> Exercise
Print all the records exactly, please.

> Dataset extract
⁂
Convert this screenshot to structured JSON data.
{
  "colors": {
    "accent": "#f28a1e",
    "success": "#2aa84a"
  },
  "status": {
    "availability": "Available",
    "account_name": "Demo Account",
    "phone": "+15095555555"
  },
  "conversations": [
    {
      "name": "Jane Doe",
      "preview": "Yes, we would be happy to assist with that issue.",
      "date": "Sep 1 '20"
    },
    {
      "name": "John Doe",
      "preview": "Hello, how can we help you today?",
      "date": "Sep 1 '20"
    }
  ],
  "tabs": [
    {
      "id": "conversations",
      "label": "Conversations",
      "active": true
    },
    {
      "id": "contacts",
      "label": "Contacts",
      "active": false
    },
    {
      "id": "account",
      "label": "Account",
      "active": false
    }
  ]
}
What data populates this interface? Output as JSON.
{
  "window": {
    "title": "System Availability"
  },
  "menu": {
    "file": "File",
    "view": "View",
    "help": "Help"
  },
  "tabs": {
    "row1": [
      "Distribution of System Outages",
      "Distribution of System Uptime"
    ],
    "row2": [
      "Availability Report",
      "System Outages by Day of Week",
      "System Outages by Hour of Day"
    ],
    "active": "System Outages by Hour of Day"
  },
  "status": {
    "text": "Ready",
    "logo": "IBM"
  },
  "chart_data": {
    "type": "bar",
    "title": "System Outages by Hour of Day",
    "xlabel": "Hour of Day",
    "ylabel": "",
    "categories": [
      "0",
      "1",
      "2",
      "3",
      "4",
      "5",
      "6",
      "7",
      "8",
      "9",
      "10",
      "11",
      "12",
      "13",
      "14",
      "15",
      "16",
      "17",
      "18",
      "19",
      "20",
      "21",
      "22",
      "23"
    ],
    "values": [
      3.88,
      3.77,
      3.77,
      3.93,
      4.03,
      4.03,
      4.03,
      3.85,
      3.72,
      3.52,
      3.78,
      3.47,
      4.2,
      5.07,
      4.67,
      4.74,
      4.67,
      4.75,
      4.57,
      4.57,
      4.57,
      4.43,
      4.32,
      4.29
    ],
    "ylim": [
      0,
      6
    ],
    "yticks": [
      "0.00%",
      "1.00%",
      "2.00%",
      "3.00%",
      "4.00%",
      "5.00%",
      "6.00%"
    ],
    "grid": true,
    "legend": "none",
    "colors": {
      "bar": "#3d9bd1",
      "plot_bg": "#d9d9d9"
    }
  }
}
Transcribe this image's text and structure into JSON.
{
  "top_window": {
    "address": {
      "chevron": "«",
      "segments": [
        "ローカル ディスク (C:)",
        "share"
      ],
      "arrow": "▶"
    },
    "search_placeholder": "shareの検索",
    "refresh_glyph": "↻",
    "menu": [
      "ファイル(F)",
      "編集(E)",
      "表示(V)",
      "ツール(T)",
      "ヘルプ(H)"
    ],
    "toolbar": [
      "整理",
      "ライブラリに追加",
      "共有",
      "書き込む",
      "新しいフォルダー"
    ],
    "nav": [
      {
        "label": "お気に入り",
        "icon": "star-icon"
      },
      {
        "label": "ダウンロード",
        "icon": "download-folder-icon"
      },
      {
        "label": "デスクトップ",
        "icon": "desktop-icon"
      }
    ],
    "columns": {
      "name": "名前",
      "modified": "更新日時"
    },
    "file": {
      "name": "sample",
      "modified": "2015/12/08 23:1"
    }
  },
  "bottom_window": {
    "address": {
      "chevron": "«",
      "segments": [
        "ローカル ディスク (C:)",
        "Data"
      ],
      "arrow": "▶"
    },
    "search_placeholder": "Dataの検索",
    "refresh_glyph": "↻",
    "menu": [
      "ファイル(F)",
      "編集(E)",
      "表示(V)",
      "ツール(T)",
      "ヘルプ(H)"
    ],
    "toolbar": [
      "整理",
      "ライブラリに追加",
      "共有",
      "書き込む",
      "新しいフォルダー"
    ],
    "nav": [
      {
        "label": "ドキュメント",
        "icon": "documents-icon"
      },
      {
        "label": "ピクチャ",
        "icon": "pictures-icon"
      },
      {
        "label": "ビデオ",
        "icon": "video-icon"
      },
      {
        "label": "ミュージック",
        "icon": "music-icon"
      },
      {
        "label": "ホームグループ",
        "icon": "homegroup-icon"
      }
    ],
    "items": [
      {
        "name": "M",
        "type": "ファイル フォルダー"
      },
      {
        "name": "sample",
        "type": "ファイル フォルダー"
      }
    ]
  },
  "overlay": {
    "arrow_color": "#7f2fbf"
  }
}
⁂
> Answer to the exercise
Convert this screenshot to structured JSON data.
{
  "colors": {
    "accent": "#f28a1e",
    "success": "#2aa84a"
  },
  "status": {
    "availability": "Available",
    "account_name": "Demo Account",
    "phone": "+15095555555"
  },
  "conversations": [
    {
      "name": "Jane Doe",
      "preview": "Yes, we would be happy to assist with that issue.",
      "date": "Sep 1 '20"
    },
    {
      "name": "John Doe",
      "preview": "Hello, how can we help you today?",
      "date": "Sep 1 '20"
    }
  ],
  "tabs": [
    {
      "id": "conversations",
      "label": "Conversations",
      "active": true
    },
    {
      "id": "contacts",
      "label": "Contacts",
      "active": false
    },
    {
      "id": "account",
      "label": "Account",
      "active": false
    }
  ]
}
What data populates this interface? Output as JSON.
{
  "window": {
    "title": "System Availability"
  },
  "menu": {
    "file": "File",
    "view": "View",
    "help": "Help"
  },
  "tabs": {
    "row1": [
      "Distribution of System Outages",
      "Distribution of System Uptime"
    ],
    "row2": [
      "Availability Report",
      "System Outages by Day of Week",
      "System Outages by Hour of Day"
    ],
    "active": "System Outages by Hour of Day"
  },
  "status": {
    "text": "Ready",
    "logo": "IBM"
  },
  "chart_data": {
    "type": "bar",
    "title": "System Outages by Hour of Day",
    "xlabel": "Hour of Day",
    "ylabel": "",
    "categories": [
      "0",
      "1",
      "2",
      "3",
      "4",
      "5",
      "6",
      "7",
      "8",
      "9",
      "10",
      "11",
      "12",
      "13",
      "14",
      "15",
      "16",
      "17",
      "18",
      "19",
      "20",
      "21",
      "22",
      "23"
    ],
    "values": [
      3.88,
      3.77,
      3.77,
      3.93,
      4.03,
      4.03,
      4.03,
      3.85,
      3.72,
      3.52,
      3.78,
      3.47,
      4.2,
      5.07,
      4.67,
      4.74,
      4.67,
      4.75,
      4.57,
      4.57,
      4.57,
      4.43,
      4.32,
      4.29
    ],
    "ylim": [
      0,
      6
    ],
    "yticks": [
      "0.00%",
      "1.00%",
      "2.00%",
      "3.00%",
      "4.00%",
      "5.00%",
      "6.00%"
    ],
    "grid": true,
    "legend": "none",
    "colors": {
      "bar": "#3d9bd1",
      "plot_bg": "#d9d9d9"
    }
  }
}
Transcribe this image's text and structure into JSON.
{
  "top_window": {
    "address": {
      "chevron": "«",
      "segments": [
        "ローカル ディスク (C:)",
        "share"
      ],
      "arrow": "▶"
    },
    "search_placeholder": "shareの検索",
    "refresh_glyph": "↻",
    "menu": [
      "ファイル(F)",
      "編集(E)",
      "表示(V)",
      "ツール(T)",
      "ヘルプ(H)"
    ],
    "toolbar": [
      "整理",
      "ライブラリに追加",
      "共有",
      "書き込む",
      "新しいフォルダー"
    ],
    "nav": [
      {
        "label": "お気に入り",
        "icon": "star-icon"
      },
      {
        "label": "ダウンロード",
        "icon": "download-folder-icon"
      },
      {
        "label": "デスクトップ",
        "icon": "desktop-icon"
      }
    ],
    "columns": {
      "name": "名前",
      "modified": "更新日時"
    },
    "file": {
      "name": "sample",
      "modified": "2015/12/08 23:1"
    }
  },
  "bottom_window": {
    "address": {
      "chevron": "«",
      "segments": [
        "ローカル ディスク (C:)",
        "Data"
      ],
      "arrow": "▶"
    },
    "search_placeholder": "Dataの検索",
    "refresh_glyph": "↻",
    "menu": [
      "ファイル(F)",
      "編集(E)",
      "表示(V)",
      "ツール(T)",
      "ヘルプ(H)"
    ],
    "toolbar": [
      "整理",
      "ライブラリに追加",
      "共有",
      "書き込む",
      "新しいフォルダー"
    ],
    "nav": [
      {
        "label": "ドキュメント",
        "icon": "documents-icon"
      },
      {
        "label": "ピクチャ",
        "icon": "pictures-icon"
      },
      {
        "label": "ビデオ",
        "icon": "video-icon"
      },
      {
        "label": "ミュージック",
        "icon": "music-icon"
      },
      {
        "label": "ホームグループ",
        "icon": "homegroup-icon"
      }
    ],
    "items": [
      {
        "name": "M",
        "type": "ファイル フォルダー"
      },
      {
        "name": "sample",
        "type": "ファイル フォルダー"
      }
    ]
  },
  "overlay": {
    "arrow_color": "#7f2fbf"
  }
}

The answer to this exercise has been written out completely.